Notice that the Evaluation stage is listed last of the five phases, but sits squarely in the middle of this diagram, as it is central to the success of the completed learning project.
“Evaluation is a constant guard at the gate of failure,” notes bestselling author Chuck Hodell in ATD.com. “Evaluation doesn’t deserve to be listed last in the ADDIE model because it takes place in every element and surrounds the instructional design process.”
ADDIE for Non-Instructional Designers
The good news is that not everyone involved in building courses needs to be well-versed in the nuances of ADDIE.
New technology platforms, such as a Learning Design System, are emerging to help non-instructional designers build courses that stay true to sound instructional design principles.
How ADDIE Helps Learners
Learners may mostly be blissfully unaware that the highly engaging course they just completed was built using an academic model.
That’s the beauty of ADDIE: it’s functional and quietly working in the background. It’s timeless and flexible enough to accommodate behaviorism, constructivism, social learning and cognitivism and other instructional theories in addition to the complex, shifting needs of today’s organizations.
Indeed, ADDIE and other instructional design models can be directly attributed to employees attaining much-needed skills or a higher level of knowledge—and performing more successfully at their jobs.
The Future of ADDIE in the Workplace

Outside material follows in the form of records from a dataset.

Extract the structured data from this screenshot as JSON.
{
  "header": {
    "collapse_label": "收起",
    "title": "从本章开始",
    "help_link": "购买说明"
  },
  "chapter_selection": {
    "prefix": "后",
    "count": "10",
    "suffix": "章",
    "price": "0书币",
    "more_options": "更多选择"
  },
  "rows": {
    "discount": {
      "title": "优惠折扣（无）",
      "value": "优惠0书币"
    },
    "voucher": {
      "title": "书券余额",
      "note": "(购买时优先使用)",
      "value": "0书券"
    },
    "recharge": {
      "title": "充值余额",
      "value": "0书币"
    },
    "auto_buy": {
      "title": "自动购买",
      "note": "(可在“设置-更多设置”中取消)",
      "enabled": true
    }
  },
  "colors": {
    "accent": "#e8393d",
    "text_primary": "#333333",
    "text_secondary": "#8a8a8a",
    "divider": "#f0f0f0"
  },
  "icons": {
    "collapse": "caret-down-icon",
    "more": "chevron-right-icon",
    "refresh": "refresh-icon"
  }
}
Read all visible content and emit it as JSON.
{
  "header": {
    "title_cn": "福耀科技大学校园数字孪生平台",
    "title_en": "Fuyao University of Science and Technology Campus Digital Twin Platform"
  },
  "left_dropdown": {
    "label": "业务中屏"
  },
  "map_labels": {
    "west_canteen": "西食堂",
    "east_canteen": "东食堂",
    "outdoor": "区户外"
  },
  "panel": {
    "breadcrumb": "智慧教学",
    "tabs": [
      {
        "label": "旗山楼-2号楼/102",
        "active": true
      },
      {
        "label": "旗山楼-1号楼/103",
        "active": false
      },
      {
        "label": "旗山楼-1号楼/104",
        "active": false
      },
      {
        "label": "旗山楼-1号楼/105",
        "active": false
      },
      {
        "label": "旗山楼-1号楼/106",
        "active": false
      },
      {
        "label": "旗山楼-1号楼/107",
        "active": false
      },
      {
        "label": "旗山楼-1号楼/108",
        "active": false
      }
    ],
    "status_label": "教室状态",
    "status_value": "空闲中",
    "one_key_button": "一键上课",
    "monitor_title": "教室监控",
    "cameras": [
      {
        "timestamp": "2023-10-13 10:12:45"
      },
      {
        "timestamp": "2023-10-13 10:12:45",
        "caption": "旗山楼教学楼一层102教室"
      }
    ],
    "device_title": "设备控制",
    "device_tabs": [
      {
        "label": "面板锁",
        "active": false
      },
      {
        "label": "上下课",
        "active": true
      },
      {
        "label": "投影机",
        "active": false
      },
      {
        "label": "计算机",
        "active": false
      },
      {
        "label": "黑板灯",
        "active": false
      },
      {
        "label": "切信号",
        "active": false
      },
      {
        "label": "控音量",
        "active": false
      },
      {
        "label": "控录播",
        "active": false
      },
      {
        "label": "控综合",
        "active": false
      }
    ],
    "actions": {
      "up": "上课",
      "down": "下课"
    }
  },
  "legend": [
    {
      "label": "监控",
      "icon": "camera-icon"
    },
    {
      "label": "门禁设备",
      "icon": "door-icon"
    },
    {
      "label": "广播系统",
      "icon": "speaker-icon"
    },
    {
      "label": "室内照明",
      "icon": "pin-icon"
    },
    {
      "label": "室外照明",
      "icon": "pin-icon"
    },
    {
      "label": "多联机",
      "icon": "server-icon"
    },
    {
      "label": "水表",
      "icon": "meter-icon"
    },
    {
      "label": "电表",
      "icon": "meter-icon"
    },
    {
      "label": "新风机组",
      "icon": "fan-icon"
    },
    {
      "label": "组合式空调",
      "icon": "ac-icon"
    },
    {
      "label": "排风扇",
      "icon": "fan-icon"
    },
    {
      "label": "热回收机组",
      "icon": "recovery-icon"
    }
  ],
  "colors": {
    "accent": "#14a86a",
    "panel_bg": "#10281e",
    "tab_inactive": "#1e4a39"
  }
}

ADDIE draws criticism for the linear nature of the model, as it keeps the time and cost of development high. So many other instructional design models have evolved based on different principles of the foundational ADDIE model:
- Cathy Moore’s Action Mapping
- Dick and Carey Model
- Kemp Design Model
- Merrill’s First Principles of Instruction
- SAM (Successive Approximation Model)
- Agile or rapid prototyping
The reason ADDIE is such an enduring instructional design model is that its different phases can still be applied to many of the newer models of instructional design. The principles developed under the model continue to stand the test of time, even today.